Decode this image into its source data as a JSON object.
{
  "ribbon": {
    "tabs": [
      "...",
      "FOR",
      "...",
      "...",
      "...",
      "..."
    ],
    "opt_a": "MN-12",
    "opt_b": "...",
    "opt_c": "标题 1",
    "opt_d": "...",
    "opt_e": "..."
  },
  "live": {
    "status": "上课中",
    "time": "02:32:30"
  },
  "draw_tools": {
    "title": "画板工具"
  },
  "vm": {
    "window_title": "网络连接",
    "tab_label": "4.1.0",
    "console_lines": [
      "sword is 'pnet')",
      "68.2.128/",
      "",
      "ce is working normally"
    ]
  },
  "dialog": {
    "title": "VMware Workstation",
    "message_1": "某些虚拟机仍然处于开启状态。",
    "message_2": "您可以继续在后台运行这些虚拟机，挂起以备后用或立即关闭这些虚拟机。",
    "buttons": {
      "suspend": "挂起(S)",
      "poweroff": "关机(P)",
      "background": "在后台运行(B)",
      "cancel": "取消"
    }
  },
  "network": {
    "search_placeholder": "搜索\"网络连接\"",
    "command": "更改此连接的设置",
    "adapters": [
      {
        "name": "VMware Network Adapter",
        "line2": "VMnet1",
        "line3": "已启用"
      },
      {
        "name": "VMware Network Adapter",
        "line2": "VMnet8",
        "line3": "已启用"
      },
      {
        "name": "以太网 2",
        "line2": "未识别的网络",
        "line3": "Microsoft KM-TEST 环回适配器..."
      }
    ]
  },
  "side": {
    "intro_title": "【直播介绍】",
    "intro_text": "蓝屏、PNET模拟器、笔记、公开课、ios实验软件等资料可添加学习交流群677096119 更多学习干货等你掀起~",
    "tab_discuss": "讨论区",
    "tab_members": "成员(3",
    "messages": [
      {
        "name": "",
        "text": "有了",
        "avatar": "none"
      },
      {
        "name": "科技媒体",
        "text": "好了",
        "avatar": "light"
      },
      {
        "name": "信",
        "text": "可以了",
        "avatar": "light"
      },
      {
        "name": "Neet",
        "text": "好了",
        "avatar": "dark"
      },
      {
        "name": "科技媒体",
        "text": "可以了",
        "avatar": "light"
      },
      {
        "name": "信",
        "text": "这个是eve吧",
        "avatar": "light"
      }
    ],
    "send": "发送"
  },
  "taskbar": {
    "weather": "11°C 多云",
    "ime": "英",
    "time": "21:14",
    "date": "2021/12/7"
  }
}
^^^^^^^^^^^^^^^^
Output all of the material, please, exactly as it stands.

» **Problem solution**:
Decode this image into its source data as a JSON object.
{
  "ribbon": {
    "tabs": [
      "...",
      "FOR",
      "...",
      "...",
      "...",
      "..."
    ],
    "opt_a": "MN-12",
    "opt_b": "...",
    "opt_c": "标题 1",
    "opt_d": "...",
    "opt_e": "..."
  },
  "live": {
    "status": "上课中",
    "time": "02:32:30"
  },
  "draw_tools": {
    "title": "画板工具"
  },
  "vm": {
    "window_title": "网络连接",
    "tab_label": "4.1.0",
    "console_lines": [
      "sword is 'pnet')",
      "68.2.128/",
      "",
      "ce is working normally"
    ]
  },
  "dialog": {
    "title": "VMware Workstation",
    "message_1": "某些虚拟机仍然处于开启状态。",
    "message_2": "您可以继续在后台运行这些虚拟机，挂起以备后用或立即关闭这些虚拟机。",
    "buttons": {
      "suspend": "挂起(S)",
      "poweroff": "关机(P)",
      "background": "在后台运行(B)",
      "cancel": "取消"
    }
  },
  "network": {
    "search_placeholder": "搜索\"网络连接\"",
    "command": "更改此连接的设置",
    "adapters": [
      {
        "name": "VMware Network Adapter",
        "line2": "VMnet1",
        "line3": "已启用"
      },
      {
        "name": "VMware Network Adapter",
        "line2": "VMnet8",
        "line3": "已启用"
      },
      {
        "name": "以太网 2",
        "line2": "未识别的网络",
        "line3": "Microsoft KM-TEST 环回适配器..."
      }
    ]
  },
  "side": {
    "intro_title": "【直播介绍】",
    "intro_text": "蓝屏、PNET模拟器、笔记、公开课、ios实验软件等资料可添加学习交流群677096119 更多学习干货等你掀起~",
    "tab_discuss": "讨论区",
    "tab_members": "成员(3",
    "messages": [
      {
        "name": "",
        "text": "有了",
        "avatar": "none"
      },
      {
        "name": "科技媒体",
        "text": "好了",
        "avatar": "light"
      },
      {
        "name": "信",
        "text": "可以了",
        "avatar": "light"
      },
      {
        "name": "Neet",
        "text": "好了",
        "avatar": "dark"
      },
      {
        "name": "科技媒体",
        "text": "可以了",
        "avatar": "light"
      },
      {
        "name": "信",
        "text": "这个是eve吧",
        "avatar": "light"
      }
    ],
    "send": "发送"
  },
  "taskbar": {
    "weather": "11°C 多云",
    "ime": "英",
    "time": "21:14",
    "date": "2021/12/7"
  }
}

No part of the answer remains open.